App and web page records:
========================================================================

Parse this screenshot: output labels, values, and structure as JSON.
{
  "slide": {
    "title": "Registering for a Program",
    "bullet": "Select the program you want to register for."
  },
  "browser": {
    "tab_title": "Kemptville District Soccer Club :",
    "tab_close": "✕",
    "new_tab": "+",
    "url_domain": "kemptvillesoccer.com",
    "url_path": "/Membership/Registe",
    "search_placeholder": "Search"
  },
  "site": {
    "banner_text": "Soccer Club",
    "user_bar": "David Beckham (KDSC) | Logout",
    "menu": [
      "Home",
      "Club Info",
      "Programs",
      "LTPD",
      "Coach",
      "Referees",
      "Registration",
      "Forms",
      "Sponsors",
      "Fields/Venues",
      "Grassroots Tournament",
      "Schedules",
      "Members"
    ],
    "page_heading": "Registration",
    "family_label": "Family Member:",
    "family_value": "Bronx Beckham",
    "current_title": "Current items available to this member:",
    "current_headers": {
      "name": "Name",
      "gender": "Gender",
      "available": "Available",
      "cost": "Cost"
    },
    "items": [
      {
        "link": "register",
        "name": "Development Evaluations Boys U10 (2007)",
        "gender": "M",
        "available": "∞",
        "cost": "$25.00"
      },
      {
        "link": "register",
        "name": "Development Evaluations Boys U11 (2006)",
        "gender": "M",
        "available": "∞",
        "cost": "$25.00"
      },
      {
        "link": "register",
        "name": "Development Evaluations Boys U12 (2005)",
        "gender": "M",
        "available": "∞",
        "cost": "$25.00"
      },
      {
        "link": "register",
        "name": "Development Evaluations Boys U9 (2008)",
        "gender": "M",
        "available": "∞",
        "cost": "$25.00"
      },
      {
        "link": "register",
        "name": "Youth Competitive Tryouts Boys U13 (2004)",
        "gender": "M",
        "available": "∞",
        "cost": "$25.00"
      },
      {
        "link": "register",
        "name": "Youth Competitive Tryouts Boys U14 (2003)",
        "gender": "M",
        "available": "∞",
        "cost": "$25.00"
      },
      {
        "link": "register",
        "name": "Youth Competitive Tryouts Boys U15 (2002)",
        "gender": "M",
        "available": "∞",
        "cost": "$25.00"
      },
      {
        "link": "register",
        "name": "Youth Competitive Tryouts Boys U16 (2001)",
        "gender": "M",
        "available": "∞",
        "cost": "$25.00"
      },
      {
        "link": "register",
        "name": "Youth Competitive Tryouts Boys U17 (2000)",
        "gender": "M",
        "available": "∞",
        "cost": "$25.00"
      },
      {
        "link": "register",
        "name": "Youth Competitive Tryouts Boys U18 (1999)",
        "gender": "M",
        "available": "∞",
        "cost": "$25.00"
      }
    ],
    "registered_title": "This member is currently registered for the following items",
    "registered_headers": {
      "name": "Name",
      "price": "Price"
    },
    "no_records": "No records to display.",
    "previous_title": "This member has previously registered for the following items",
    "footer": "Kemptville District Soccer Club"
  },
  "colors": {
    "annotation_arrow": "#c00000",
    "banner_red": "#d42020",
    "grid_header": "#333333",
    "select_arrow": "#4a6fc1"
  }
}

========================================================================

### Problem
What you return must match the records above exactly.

### Solution to the exercise
Parse this screenshot: output labels, values, and structure as JSON.
{
  "slide": {
    "title": "Registering for a Program",
    "bullet": "Select the program you want to register for."
  },
  "browser": {
    "tab_title": "Kemptville District Soccer Club :",
    "tab_close": "✕",
    "new_tab": "+",
    "url_domain": "kemptvillesoccer.com",
    "url_path": "/Membership/Registe",
    "search_placeholder": "Search"
  },
  "site": {
    "banner_text": "Soccer Club",
    "user_bar": "David Beckham (KDSC) | Logout",
    "menu": [
      "Home",
      "Club Info",
      "Programs",
      "LTPD",
      "Coach",
      "Referees",
      "Registration",
      "Forms",
      "Sponsors",
      "Fields/Venues",
      "Grassroots Tournament",
      "Schedules",
      "Members"
    ],
    "page_heading": "Registration",
    "family_label": "Family Member:",
    "family_value": "Bronx Beckham",
    "current_title": "Current items available to this member:",
    "current_headers": {
      "name": "Name",
      "gender": "Gender",
      "available": "Available",
      "cost": "Cost"
    },
    "items": [
      {
        "link": "register",
        "name": "Development Evaluations Boys U10 (2007)",
        "gender": "M",
        "available": "∞",
        "cost": "$25.00"
      },
      {
        "link": "register",
        "name": "Development Evaluations Boys U11 (2006)",
        "gender": "M",
        "available": "∞",
        "cost": "$25.00"
      },
      {
        "link": "register",
        "name": "Development Evaluations Boys U12 (2005)",
        "gender": "M",
        "available": "∞",
        "cost": "$25.00"
      },
      {
        "link": "register",
        "name": "Development Evaluations Boys U9 (2008)",
        "gender": "M",
        "available": "∞",
        "cost": "$25.00"
      },
      {
        "link": "register",
        "name": "Youth Competitive Tryouts Boys U13 (2004)",
        "gender": "M",
        "available": "∞",
        "cost": "$25.00"
      },
      {
        "link": "register",
        "name": "Youth Competitive Tryouts Boys U14 (2003)",
        "gender": "M",
        "available": "∞",
        "cost": "$25.00"
      },
      {
        "link": "register",
        "name": "Youth Competitive Tryouts Boys U15 (2002)",
        "gender": "M",
        "available": "∞",
        "cost": "$25.00"
      },
      {
        "link": "register",
        "name": "Youth Competitive Tryouts Boys U16 (2001)",
        "gender": "M",
        "available": "∞",
        "cost": "$25.00"
      },
      {
        "link": "register",
        "name": "Youth Competitive Tryouts Boys U17 (2000)",
        "gender": "M",
        "available": "∞",
        "cost": "$25.00"
      },
      {
        "link": "register",
        "name": "Youth Competitive Tryouts Boys U18 (1999)",
        "gender": "M",
        "available": "∞",
        "cost": "$25.00"
      }
    ],
    "registered_title": "This member is currently registered for the following items",
    "registered_headers": {
      "name": "Name",
      "price": "Price"
    },
    "no_records": "No records to display.",
    "previous_title": "This member has previously registered for the following items",
    "footer": "Kemptville District Soccer Club"
  },
  "colors": {
    "annotation_arrow": "#c00000",
    "banner_red": "#d42020",
    "grid_header": "#333333",
    "select_arrow": "#4a6fc1"
  }
}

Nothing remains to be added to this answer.